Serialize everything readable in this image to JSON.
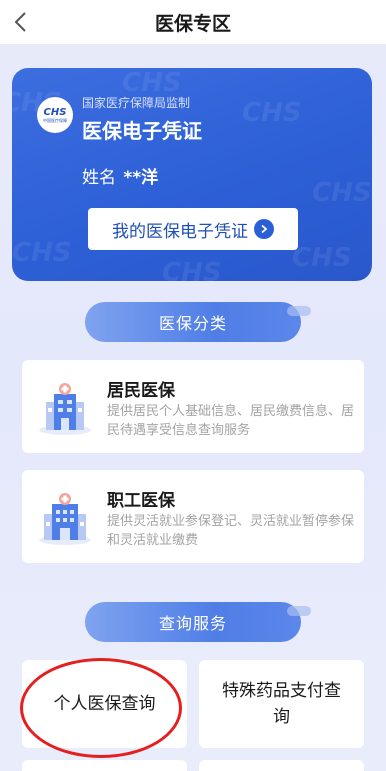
{
  "nav": {
    "title": "医保专区",
    "back_icon": "chevron-left-icon"
  },
  "credential": {
    "logo_text": "CHS",
    "logo_subtext": "中国医疗保障",
    "issuer": "国家医疗保障局监制",
    "title": "医保电子凭证",
    "name_label": "姓名",
    "name_value": "**洋",
    "button_label": "我的医保电子凭证",
    "watermark_text": "CHS",
    "colors": {
      "card": "#2d5fd6",
      "button_text": "#1f4fb8"
    }
  },
  "categories": {
    "section_label": "医保分类",
    "items": [
      {
        "title": "居民医保",
        "description": "提供居民个人基础信息、居民缴费信息、居民待遇享受信息查询服务",
        "icon": "hospital-building-icon"
      },
      {
        "title": "职工医保",
        "description": "提供灵活就业参保登记、灵活就业暂停参保和灵活就业缴费",
        "icon": "office-building-icon"
      }
    ]
  },
  "services": {
    "section_label": "查询服务",
    "items": [
      {
        "label": "个人医保查询",
        "highlighted": true,
        "highlight_color": "#e41f1f"
      },
      {
        "label": "特殊药品支付查询"
      }
    ]
  }
}
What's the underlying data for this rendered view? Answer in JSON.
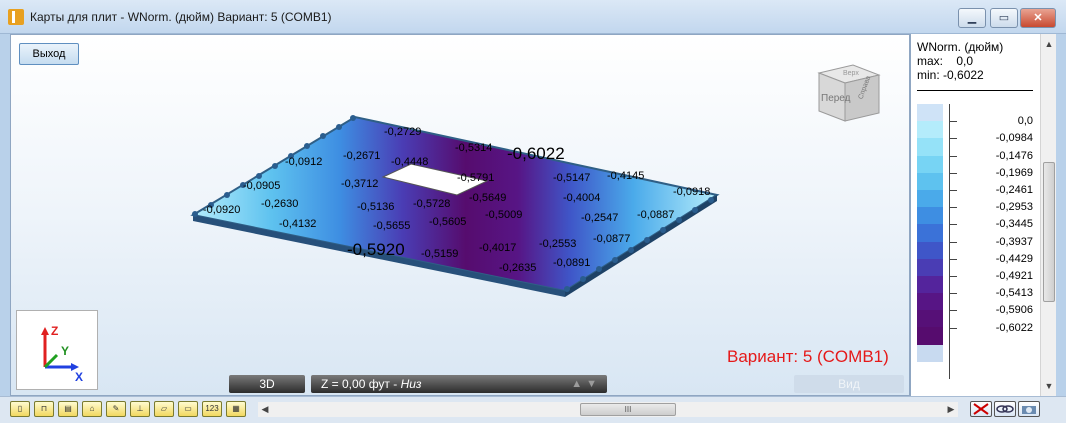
{
  "window": {
    "title": "Карты для плит - WNorm. (дюйм) Вариант: 5 (COMB1)",
    "minimize": "▁",
    "maximize": "▭",
    "close": "✕"
  },
  "viewport": {
    "exit_button": "Выход",
    "view_mode": "3D",
    "z_level_prefix": "Z = 0,00 фут - ",
    "z_level_suffix": "Низ",
    "view_button": "Вид",
    "variant_label": "Вариант: 5 (COMB1)",
    "viewcube": {
      "front": "Перед",
      "right": "Справа",
      "top": "Верх"
    },
    "axes": {
      "z": "Z",
      "y": "Y",
      "x": "X"
    }
  },
  "plate_labels": [
    "-0,2729",
    "-0,5314",
    "-0,6022",
    "-0,0912",
    "-0,2671",
    "-0,4448",
    "-0,5791",
    "-0,5147",
    "-0,4145",
    "-0,0905",
    "-0,3712",
    "-0,5649",
    "-0,4004",
    "-0,0918",
    "-0,0920",
    "-0,2630",
    "-0,5136",
    "-0,5728",
    "-0,5009",
    "-0,2547",
    "-0,0887",
    "-0,4132",
    "-0,5655",
    "-0,5605",
    "-0,0877",
    "-0,4017",
    "-0,2553",
    "-0,5920",
    "-0,5159",
    "-0,0891",
    "-0,2635"
  ],
  "legend": {
    "title": "WNorm. (дюйм)",
    "max_label": "max:",
    "max_value": "0,0",
    "min_label": "min:",
    "min_value": "-0,6022",
    "values": [
      "0,0",
      "-0,0984",
      "-0,1476",
      "-0,1969",
      "-0,2461",
      "-0,2953",
      "-0,3445",
      "-0,3937",
      "-0,4429",
      "-0,4921",
      "-0,5413",
      "-0,5906",
      "-0,6022"
    ],
    "colors": [
      "#cfe3f7",
      "#b4ecfb",
      "#95e2f8",
      "#77d4f4",
      "#5ec2ef",
      "#4aaaea",
      "#3e8ee2",
      "#3b72d8",
      "#3f56c8",
      "#4a3db4",
      "#54249c",
      "#571585",
      "#561077",
      "#560c6e",
      "#c8daf0"
    ]
  },
  "toolbar": {
    "icons": [
      "slab-icon",
      "grid-icon",
      "dims-icon",
      "load-icon",
      "pen-icon",
      "beam-icon",
      "panel-icon",
      "area-icon",
      "numbers-icon",
      "table-icon"
    ],
    "icon_glyphs": [
      "▯",
      "⊓",
      "▤",
      "⌂",
      "✎",
      "⊥",
      "▱",
      "▭",
      "123",
      "▦"
    ],
    "scroll_thumb": "III"
  }
}
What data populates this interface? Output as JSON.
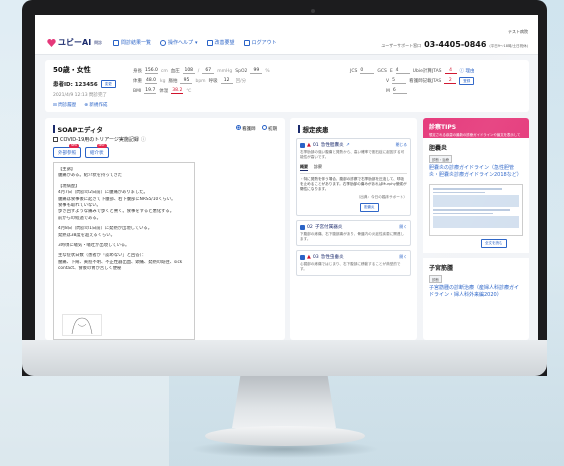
{
  "header": {
    "logo_text": "ユビーAI",
    "logo_sub": "問診",
    "nav": [
      {
        "label": "問診結果一覧",
        "icon": "list-icon"
      },
      {
        "label": "操作ヘルプ",
        "icon": "help-icon"
      },
      {
        "label": "改善要望",
        "icon": "comment-icon"
      },
      {
        "label": "ログアウト",
        "icon": "logout-icon"
      }
    ],
    "user_name": "テスト病院",
    "support_label": "ユーザーサポート窓口",
    "support_phone": "03-4405-0846",
    "support_hours": "(平日9〜18時/土日祝休)"
  },
  "patient": {
    "age_sex": "50歳・女性",
    "id_label": "患者ID: 123456",
    "edit_label": "変更",
    "datetime": "2021/4/9 12:13 問診完了",
    "links": [
      "問診履歴",
      "新規作成"
    ],
    "vitals": {
      "height": {
        "label": "身長",
        "value": "156.0",
        "unit": "cm"
      },
      "bp_label": "血圧",
      "bp_sys": "108",
      "bp_dia": "67",
      "bp_unit": "mmHg",
      "spo2": {
        "label": "SpO2",
        "value": "99",
        "unit": "%"
      },
      "weight": {
        "label": "体重",
        "value": "48.0",
        "unit": "kg"
      },
      "pulse": {
        "label": "脈拍",
        "value": "95",
        "unit": "bpm"
      },
      "resp": {
        "label": "呼吸",
        "value": "12",
        "unit": "回/分"
      },
      "bmi": {
        "label": "BMI",
        "value": "19.7"
      },
      "temp": {
        "label": "体温",
        "value": "38.2",
        "unit": "℃"
      }
    },
    "scores": {
      "jcs": {
        "label": "JCS",
        "value": "0"
      },
      "gcs_label": "GCS",
      "gcs_e": {
        "label": "E",
        "value": "4"
      },
      "gcs_v": {
        "label": "V",
        "value": "5"
      },
      "gcs_m": {
        "label": "M",
        "value": "6"
      },
      "ubie": {
        "label": "Ubie計算JTAS",
        "value": "4"
      },
      "reason": "理由",
      "nurse": {
        "label": "看護師記載JTAS",
        "value": "2"
      },
      "register_label": "登録"
    }
  },
  "soap": {
    "title": "SOAPエディタ",
    "radio_opts": [
      "看護師",
      "初期"
    ],
    "covid_label": "COVID-19用のトリアージ実施記録",
    "pills": [
      {
        "label": "外部参照",
        "badge": "NEW"
      },
      {
        "label": "紹介状",
        "badge": "NEW"
      }
    ],
    "lines": [
      "【主訴】",
      "腹痛がある。紹介状を持ってきた",
      "",
      "【現病歴】",
      "4月7日（問診の2日前）に腹痛がありました。",
      "腹痛は食事後に起きて下腹部、右下腹部にNRS5/10くらい。",
      "食事も取れていない。",
      "歩き回すような痛みで歩くと響く。食事をすると悪化する。",
      "前からの経過である。",
      "",
      "4月8日（問診の1日前）に発熱が出現している。",
      "発熱は38度を超えるくらい。",
      "",
      "3時頃に嘔気・嘔吐が出現している。",
      "",
      "主な症状日数（患者が「認めない」と回答）：",
      "腰痛、下痢、黄疸不明、不正性器出血、頭痛、発熱の既往、sick",
      "contact、食後の胃が苦しく便秘"
    ]
  },
  "dx": {
    "title": "想定疾患",
    "items": [
      {
        "num": "01",
        "name": "急性胆嚢炎",
        "toggle": "閉じる",
        "sub": "右季肋部の強い腹痛と発熱から、高い確率で胆石症に起因する可能性が高いです。",
        "tabs": [
          "概要",
          "診察"
        ],
        "body": "・特に発熱を伴う場合、腹部の診察で右季肋部を圧迫して、呼吸を止めることがあります。右季肋部の痛みがあればMurphy徴候が陽性になります。",
        "source": "（出典：今日の臨床サポート）",
        "button": "胆嚢炎"
      },
      {
        "num": "02",
        "name": "子宮付属器炎",
        "toggle": "開く",
        "sub": "下腹部の疼痛、右下腹部痛があり、骨盤内の炎症性疾患に関連します。"
      },
      {
        "num": "03",
        "name": "急性虫垂炎",
        "toggle": "開く",
        "sub": "心窩部の疼痛ではじまり、右下腹部に移動することが典型的です。"
      }
    ]
  },
  "tips": {
    "title": "診察TIPS",
    "subtitle": "想定される疾患の最新の診療ガイドラインや論文を表示しています",
    "sections": [
      {
        "name": "胆嚢炎",
        "tag": "診断・治療",
        "link": "胆嚢炎の診療ガイドライン（急性胆管炎・胆嚢炎診療ガイドライン2018など）",
        "more": "全文を読む"
      },
      {
        "name": "子宮筋腫",
        "tag": "診断",
        "link": "子宮筋腫の診断治療（産婦人科診療ガイドライン・婦人科外来編2020）"
      }
    ]
  }
}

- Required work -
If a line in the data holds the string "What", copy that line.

- Problem solution -
What's the underlying data for this rendered view? Answer in JSON.
What data populates this interface? Output as JSON.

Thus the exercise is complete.